Award-winning Schulich student riffs on trumpet music

Amy Horvey: From small Saskatchewan town to world stage. / Photo courtesy Amy Horvey
Amy Horvey: From small Saskatchewan town to world stage. / Photo courtesy Amy Horvey

Saskatchewan native explores historic, contemporary sounds

By Chris Chipello

Amy Horvey has come a long way since she started playing the trumpet as a 6-year-old on her family’s farm in Saskatchewan.

The Schulich School doctoral student was recently named the National Arts Centre Richard Li Young Artist Chair – an honour awarded annually to an exceptional young Canadian musician under the age of 35.

And in her first set of appearances under the program, Horvey is going home this month for a series of outreach sessions aimed at inspiring other youngsters to take up music.

Horvey, now 28, grew up in Cabri, Sask., a farming community with a population of about 500 – and a surprising tradition of high-quality brass bands.

“The Cabri brass band has been around for over 80 years,” Horvey said in an interview. Trumpeter Bobby Gimby, who composed Canada’s 1967 Centennial song, was “the most famous person ever to come out of Cabri.”

Horvey’s parents, her two sisters and her brother all played brass instruments.

“Being able to play with your family at home is really an incredible thing. You really push each other. Nobody challenges you as much as your siblings,” she said, laughing, “especially if you knew my


On Tuesday nights, the family played with the community band. At nearby regional festivals, they performed as a six-member brass ensemble.

From Grade 8, Horvey’s parents drove her and her sisters to school in Swift Current, 45 minutes from home, to take advantage of music and drama programs at the high school there. Starting in Grade 10, she also travelled every weekend to Regina – two and a half  hours away – for private lessons with the symphony’s principal trumpet, a “quintessential professional musician who set me very strongly on this track.”

After earning her undergraduate degree at the University of Victoria in 2002, Horvey studied for a year at the Glenn Gould School in Toronto.  From 2003 to 2005, she studied contemporary music at the Rotterdam Conservatory in the Netherlands, where she began working with dancers and choreographers at an academy in the same building.

At a festival in Lithuania this September, Horvey performed a piece she wrote for solo trumpet and solo dancer.  “What I’d really like to do as much as possible in my career is interdisciplinary projects, working with dancers or theatre groups or puppet companies.”

Because trumpeters suffer from playing the same classical pieces over and over, “part of my mission is to get more pieces written,” she said, “so we can really explore the trumpet in a 21st-century manner.”  She has commissioned pieces for the trumpet from several composers.

Horvey was drawn to McGill because of Edward Carroll, a trumpeter and teacher who is “really open to contemporary music. Most schools have a much more conservative approach.”  Now in the second year of a four-year performance-doctoral program, she is a student member of the Centre for Interdisciplinary Research in Music, Media and Technology – an “amazing facility” with state-of-the-art equipment and software for experimenting with electronic music.  She plans to work with a fellow doctoral composer and a technician to create a piece for trumpet and electronics which may become part of her dissertation.
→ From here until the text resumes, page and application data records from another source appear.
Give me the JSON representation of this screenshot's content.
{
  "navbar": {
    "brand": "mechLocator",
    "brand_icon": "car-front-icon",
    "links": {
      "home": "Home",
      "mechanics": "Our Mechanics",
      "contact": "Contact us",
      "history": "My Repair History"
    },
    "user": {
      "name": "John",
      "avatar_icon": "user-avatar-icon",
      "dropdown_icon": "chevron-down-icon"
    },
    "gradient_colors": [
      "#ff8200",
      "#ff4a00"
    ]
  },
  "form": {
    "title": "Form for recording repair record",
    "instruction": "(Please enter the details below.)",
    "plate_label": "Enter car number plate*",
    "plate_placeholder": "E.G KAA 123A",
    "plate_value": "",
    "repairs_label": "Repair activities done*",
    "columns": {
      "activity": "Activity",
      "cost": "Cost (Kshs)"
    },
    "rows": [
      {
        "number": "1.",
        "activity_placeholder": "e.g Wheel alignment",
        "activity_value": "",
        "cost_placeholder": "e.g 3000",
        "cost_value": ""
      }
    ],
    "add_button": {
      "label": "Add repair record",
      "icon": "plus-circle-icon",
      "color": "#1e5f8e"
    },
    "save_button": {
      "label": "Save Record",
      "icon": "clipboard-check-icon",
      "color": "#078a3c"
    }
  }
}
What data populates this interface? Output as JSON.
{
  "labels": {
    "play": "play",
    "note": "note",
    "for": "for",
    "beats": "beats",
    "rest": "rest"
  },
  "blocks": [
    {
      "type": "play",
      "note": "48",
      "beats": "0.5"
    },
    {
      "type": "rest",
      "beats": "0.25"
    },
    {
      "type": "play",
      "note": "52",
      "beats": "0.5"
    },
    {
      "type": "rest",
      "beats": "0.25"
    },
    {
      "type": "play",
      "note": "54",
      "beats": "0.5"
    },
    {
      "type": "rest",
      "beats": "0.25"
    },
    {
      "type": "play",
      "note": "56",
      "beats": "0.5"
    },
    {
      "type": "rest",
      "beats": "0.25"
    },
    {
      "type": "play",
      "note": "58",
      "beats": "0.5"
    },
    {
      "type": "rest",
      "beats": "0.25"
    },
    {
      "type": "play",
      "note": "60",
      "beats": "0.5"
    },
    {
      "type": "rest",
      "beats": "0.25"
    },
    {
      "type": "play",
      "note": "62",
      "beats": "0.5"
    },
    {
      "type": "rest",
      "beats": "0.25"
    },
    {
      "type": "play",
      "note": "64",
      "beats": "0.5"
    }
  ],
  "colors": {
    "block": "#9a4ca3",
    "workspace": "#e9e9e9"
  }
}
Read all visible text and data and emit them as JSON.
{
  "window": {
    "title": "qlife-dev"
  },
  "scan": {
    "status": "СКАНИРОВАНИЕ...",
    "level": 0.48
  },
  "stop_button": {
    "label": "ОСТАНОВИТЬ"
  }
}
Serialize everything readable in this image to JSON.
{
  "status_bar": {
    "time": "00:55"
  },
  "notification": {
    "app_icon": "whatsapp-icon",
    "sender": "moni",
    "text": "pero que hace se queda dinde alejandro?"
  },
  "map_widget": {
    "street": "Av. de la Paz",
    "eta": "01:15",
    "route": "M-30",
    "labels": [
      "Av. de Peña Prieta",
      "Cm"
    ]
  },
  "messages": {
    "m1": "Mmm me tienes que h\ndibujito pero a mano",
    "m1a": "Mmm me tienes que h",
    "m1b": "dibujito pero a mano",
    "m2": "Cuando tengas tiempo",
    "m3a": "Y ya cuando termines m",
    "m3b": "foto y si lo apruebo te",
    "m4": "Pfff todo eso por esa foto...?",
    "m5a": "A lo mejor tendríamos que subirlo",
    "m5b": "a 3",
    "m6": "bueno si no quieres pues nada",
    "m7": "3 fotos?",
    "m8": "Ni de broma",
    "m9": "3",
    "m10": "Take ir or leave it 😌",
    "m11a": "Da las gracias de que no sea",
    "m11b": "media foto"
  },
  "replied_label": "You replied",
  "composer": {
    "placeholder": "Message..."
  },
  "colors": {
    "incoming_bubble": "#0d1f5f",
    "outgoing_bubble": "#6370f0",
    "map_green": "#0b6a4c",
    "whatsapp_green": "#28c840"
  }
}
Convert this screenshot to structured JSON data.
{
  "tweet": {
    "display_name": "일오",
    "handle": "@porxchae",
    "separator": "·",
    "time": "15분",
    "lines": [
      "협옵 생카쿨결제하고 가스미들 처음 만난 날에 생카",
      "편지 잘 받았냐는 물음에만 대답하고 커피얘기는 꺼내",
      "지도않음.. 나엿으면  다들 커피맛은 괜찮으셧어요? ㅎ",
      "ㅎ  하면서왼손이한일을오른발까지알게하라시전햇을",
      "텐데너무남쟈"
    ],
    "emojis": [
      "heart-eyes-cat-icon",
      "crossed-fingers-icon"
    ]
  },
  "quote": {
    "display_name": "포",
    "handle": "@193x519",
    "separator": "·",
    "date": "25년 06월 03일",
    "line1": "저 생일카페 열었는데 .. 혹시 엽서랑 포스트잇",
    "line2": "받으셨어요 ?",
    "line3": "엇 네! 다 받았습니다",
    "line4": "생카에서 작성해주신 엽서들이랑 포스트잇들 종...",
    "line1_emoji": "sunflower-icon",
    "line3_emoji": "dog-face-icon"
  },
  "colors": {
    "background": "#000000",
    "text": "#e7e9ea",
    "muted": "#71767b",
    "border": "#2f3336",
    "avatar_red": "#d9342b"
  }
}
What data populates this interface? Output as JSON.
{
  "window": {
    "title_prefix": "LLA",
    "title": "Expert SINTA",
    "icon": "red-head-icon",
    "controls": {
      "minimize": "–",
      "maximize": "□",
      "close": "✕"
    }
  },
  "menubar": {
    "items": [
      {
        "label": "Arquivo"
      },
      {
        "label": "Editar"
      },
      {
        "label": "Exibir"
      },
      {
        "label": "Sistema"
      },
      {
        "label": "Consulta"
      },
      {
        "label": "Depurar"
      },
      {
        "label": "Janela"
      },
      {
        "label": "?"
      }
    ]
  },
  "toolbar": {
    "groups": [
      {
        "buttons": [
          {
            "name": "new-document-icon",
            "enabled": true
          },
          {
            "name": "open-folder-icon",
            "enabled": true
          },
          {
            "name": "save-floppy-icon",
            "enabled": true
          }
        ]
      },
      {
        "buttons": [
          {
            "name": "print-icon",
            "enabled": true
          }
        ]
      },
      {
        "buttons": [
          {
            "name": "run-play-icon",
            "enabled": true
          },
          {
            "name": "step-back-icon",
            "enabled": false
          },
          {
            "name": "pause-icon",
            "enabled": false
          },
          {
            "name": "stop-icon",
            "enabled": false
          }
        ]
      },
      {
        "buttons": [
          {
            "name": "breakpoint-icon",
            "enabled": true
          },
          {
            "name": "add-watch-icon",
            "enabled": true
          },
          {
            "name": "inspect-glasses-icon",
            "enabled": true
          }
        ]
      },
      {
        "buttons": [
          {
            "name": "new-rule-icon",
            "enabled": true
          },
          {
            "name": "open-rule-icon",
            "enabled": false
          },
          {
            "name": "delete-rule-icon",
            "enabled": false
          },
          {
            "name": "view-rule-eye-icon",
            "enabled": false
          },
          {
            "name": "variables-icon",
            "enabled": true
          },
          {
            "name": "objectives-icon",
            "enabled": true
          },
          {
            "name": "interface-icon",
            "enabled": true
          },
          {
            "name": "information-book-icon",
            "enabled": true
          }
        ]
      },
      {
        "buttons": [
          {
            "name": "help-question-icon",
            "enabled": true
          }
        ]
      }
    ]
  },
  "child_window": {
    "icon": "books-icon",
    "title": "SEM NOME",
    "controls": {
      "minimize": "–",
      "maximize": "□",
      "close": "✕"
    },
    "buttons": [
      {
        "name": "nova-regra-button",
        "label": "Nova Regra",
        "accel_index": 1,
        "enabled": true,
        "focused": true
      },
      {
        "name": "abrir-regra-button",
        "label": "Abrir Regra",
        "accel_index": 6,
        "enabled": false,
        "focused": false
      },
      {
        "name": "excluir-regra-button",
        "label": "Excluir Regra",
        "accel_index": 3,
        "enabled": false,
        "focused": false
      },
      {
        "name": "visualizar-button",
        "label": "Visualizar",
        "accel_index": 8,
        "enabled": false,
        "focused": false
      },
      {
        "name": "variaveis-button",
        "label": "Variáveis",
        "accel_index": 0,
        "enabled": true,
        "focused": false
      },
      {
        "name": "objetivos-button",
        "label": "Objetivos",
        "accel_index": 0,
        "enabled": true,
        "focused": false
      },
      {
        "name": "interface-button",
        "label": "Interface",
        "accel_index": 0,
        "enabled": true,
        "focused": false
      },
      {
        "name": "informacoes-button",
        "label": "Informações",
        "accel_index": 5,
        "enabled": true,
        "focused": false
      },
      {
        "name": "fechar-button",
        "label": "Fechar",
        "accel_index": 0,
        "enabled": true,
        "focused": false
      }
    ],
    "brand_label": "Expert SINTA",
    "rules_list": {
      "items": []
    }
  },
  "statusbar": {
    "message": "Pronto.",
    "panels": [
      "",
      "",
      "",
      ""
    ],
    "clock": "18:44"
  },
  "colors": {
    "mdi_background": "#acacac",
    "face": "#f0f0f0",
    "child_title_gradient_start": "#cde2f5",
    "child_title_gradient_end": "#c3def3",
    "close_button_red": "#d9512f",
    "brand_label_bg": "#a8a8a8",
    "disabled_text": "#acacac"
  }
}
Horvey also plays the baroque trumpet – an instrument without valves that composers such as Bach and Beethoven wrote for.

“Montreal is just the perfect place to be,” she said.  The city has “a very strong contemporary music scene and is really the only early-music scene in Canada.”

Contemporary and early music “are very complementary,” she said, since early music involves recreating sounds from the past. At the same time, Hovey remains interested in “everything in the middle,” and travels frequently to Ottawa to play with the National Arts Centre (NAC) Orchestra, whose principal trumpet is a former McGill student from Regina.

Horvey has performed at the Vancouver International Jazz Festival, too. “Creative music is creative music. The lines blur. And I don’t think the lines are necessary. The more they blur, the better.”

When the NAC Orchestra tours western Canada this month, Horvey will perform a trumpet recital in Regina. She will also put on educational shows at six rural schools near Swift Current, including those where one of her sisters now teaches music.

“Arts and music education are vital to maintaining and protecting the cultural fabric of Canada’s rural areas. This is a major priority for me.”